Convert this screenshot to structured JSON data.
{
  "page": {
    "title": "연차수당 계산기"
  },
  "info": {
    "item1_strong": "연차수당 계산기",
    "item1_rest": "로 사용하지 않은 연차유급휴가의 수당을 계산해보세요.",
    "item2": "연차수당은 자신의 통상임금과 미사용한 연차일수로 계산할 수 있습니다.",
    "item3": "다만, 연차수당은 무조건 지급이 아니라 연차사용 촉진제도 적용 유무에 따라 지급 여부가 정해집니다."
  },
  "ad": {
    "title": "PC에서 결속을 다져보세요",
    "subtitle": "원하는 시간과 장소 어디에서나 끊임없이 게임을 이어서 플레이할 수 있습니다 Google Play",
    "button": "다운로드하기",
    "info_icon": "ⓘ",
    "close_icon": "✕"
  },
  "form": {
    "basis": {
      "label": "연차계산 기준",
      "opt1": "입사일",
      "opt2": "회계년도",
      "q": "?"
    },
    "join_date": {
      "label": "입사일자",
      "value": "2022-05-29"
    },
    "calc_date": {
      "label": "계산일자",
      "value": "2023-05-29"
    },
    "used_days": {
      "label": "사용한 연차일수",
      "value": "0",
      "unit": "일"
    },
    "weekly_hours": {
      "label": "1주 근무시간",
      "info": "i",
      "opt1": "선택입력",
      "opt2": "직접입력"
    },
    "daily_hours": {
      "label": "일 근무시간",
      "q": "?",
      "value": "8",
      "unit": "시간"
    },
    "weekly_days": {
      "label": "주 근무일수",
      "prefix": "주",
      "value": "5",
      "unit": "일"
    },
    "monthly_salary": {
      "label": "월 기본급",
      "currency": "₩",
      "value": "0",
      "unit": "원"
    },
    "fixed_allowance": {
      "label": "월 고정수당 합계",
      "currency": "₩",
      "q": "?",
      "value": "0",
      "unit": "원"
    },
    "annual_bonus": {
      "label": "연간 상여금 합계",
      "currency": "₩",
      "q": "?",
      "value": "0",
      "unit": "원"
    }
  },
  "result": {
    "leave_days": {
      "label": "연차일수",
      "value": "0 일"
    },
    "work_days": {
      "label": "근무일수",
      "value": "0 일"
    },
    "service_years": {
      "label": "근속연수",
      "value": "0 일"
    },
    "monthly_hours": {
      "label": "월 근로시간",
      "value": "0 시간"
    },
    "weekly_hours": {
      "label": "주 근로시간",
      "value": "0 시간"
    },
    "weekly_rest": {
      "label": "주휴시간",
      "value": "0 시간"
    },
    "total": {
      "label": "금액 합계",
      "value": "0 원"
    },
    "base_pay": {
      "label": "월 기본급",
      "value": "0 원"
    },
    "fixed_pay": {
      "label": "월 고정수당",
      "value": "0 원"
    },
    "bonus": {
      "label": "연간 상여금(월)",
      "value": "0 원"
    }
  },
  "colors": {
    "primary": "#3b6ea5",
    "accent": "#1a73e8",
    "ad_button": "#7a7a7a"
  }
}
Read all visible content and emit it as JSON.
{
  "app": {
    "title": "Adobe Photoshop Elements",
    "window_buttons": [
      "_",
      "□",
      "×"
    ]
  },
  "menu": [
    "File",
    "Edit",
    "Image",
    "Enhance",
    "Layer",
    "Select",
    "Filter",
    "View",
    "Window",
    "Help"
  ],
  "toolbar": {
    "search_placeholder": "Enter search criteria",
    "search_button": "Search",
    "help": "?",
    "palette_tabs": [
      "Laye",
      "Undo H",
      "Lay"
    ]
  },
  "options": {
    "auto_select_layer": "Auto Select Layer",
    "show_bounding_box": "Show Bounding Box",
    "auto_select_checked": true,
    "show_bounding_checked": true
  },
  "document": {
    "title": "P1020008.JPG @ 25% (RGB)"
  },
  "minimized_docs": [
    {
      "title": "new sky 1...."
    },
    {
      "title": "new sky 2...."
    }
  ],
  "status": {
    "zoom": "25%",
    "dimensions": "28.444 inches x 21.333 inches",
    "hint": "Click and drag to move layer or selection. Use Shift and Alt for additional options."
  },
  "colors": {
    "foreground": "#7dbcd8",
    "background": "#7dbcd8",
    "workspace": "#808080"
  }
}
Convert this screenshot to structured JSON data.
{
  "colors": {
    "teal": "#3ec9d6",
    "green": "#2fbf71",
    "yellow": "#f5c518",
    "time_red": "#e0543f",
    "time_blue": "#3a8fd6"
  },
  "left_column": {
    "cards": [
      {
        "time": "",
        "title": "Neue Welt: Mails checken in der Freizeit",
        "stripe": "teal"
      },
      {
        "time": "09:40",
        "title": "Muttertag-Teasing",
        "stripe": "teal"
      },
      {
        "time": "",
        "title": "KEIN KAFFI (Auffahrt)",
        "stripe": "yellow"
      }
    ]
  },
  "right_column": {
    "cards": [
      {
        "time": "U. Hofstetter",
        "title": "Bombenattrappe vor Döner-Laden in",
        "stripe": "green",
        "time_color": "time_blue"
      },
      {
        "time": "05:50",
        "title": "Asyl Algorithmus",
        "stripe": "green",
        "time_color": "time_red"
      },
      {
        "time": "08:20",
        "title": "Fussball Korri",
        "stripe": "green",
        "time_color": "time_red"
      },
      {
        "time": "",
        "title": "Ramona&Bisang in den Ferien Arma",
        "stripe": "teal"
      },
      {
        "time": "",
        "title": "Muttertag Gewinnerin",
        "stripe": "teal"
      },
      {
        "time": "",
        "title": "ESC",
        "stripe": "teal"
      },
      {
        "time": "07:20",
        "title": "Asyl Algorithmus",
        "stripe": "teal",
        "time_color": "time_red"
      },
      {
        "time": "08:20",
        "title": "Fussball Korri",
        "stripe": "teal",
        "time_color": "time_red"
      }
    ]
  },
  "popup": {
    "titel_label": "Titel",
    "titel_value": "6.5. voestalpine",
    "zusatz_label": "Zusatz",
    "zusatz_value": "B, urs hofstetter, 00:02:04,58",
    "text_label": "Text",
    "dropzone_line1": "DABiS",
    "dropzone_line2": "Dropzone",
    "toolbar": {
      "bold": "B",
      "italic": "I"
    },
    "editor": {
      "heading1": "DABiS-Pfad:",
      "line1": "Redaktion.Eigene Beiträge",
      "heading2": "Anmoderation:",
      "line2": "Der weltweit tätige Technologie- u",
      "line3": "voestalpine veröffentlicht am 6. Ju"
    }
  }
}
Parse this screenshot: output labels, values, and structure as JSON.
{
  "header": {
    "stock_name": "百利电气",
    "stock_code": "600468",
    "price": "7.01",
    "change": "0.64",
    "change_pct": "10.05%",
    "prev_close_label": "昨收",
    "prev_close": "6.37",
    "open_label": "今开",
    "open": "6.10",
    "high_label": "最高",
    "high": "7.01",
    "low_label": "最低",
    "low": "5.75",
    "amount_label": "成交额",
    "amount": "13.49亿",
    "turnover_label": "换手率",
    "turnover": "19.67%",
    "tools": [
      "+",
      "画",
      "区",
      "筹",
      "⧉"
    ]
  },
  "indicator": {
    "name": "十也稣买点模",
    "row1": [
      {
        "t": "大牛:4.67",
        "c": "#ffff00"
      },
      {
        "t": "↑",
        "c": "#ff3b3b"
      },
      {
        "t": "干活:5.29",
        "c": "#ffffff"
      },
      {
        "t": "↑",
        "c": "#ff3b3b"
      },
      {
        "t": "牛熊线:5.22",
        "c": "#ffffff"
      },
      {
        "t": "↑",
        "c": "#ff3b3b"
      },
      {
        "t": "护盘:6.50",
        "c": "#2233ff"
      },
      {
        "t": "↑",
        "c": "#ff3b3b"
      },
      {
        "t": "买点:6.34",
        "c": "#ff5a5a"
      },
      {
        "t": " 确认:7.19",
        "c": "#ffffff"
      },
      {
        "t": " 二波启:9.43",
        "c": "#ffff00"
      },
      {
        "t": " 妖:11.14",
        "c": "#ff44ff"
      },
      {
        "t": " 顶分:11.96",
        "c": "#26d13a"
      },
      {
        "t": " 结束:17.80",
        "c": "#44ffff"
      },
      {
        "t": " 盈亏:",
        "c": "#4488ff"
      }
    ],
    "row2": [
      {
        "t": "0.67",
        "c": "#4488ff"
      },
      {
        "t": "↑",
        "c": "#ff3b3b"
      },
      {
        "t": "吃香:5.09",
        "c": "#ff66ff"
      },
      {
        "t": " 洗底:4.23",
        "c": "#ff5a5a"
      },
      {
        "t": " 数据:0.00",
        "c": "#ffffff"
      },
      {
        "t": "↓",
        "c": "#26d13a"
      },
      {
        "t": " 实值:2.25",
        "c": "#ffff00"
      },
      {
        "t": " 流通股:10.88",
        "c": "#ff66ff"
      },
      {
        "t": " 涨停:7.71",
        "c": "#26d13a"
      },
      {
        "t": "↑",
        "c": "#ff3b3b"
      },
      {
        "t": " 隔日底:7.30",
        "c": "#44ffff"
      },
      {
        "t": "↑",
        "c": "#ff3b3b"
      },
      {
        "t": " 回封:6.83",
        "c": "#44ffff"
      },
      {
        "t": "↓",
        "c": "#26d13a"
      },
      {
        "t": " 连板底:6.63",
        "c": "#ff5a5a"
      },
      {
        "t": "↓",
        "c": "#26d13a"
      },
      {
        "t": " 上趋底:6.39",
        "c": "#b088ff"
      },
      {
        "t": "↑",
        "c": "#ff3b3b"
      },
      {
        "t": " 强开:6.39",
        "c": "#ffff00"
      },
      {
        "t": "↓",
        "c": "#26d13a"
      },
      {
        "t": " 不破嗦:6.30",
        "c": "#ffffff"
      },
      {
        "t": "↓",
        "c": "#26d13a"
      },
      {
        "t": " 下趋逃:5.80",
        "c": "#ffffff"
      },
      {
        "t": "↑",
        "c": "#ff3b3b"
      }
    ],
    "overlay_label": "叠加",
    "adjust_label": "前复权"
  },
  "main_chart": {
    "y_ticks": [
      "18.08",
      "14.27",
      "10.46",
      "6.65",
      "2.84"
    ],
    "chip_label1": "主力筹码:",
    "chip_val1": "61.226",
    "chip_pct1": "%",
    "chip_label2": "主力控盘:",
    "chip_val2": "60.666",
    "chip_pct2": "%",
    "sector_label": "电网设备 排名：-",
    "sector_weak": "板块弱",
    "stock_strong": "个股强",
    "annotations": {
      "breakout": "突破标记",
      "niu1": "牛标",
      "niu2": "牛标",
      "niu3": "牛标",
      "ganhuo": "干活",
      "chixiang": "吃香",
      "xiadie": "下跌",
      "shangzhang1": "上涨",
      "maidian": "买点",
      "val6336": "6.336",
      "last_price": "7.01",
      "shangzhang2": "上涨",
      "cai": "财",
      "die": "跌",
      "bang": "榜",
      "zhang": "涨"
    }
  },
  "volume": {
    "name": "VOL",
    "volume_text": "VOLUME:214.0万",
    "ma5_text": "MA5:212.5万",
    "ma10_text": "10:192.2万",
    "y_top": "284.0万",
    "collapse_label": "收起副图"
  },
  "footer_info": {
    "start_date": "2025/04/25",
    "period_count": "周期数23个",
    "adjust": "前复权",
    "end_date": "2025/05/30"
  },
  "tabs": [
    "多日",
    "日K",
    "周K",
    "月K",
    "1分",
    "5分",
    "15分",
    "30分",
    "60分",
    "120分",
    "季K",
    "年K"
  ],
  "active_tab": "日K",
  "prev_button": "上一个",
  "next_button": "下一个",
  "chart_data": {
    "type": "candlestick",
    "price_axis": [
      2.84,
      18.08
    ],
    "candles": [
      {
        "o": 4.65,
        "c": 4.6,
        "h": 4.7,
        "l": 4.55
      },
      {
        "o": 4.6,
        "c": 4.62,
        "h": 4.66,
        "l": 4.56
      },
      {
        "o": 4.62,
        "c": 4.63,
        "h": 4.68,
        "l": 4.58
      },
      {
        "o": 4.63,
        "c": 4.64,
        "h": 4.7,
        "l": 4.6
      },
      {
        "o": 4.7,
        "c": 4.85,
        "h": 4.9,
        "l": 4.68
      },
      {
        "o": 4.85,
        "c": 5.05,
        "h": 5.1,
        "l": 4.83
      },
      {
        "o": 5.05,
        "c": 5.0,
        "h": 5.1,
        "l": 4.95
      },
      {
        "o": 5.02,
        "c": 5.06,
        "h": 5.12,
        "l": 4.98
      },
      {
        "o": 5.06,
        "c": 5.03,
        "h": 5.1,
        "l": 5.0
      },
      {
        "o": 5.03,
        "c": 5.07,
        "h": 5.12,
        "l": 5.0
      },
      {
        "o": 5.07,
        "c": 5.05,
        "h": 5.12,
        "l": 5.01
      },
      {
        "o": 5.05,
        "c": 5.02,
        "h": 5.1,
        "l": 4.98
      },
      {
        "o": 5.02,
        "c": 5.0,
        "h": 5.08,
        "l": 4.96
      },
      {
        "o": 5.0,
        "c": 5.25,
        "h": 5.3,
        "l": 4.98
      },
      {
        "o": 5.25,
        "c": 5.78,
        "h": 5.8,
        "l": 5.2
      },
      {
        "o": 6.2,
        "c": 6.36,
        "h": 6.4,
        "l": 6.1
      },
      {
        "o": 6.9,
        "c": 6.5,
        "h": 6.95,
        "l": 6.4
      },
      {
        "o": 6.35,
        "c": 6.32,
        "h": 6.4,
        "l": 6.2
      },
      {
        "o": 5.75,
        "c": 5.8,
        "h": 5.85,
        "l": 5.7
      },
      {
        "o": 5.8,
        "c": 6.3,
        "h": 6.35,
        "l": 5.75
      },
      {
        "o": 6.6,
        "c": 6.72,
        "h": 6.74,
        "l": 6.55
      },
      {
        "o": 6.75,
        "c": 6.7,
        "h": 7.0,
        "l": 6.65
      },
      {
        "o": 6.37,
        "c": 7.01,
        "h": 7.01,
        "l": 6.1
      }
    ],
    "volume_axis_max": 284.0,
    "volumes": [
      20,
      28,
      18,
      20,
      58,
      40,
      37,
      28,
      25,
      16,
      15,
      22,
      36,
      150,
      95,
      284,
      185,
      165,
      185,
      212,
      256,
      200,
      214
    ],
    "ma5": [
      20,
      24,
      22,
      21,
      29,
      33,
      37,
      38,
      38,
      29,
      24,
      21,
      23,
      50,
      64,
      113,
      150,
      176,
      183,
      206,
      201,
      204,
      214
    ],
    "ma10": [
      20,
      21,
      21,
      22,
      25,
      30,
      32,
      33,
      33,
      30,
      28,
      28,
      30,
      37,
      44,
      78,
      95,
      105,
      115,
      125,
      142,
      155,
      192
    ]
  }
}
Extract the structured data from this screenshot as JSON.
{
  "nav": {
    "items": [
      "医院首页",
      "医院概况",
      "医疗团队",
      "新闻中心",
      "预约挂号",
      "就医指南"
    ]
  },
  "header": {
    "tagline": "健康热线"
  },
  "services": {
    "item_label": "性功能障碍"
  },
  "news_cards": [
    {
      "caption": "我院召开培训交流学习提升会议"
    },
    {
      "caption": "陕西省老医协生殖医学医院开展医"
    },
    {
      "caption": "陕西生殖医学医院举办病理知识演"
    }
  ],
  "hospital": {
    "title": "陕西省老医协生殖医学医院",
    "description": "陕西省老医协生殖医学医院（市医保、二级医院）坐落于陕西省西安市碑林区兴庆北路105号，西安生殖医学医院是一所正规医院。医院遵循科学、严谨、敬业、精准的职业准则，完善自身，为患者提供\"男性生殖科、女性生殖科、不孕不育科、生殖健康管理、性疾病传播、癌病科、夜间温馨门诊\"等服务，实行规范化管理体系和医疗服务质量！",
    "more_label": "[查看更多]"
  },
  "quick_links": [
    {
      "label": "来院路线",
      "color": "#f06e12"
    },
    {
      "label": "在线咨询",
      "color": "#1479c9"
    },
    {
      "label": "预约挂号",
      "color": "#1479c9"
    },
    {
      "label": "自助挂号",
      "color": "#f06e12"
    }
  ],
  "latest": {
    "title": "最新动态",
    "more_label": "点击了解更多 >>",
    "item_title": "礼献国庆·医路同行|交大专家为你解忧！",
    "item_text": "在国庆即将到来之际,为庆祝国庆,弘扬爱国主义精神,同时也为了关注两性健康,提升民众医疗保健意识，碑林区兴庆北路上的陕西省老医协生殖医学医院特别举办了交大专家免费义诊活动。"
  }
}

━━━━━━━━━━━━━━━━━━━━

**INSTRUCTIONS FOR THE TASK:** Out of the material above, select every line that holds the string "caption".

**WRITTEN RESPONSE:**
      "caption": "我院召开培训交流学习提升会议"
      "caption": "陕西省老医协生殖医学医院开展医"
      "caption": "陕西生殖医学医院举办病理知识演"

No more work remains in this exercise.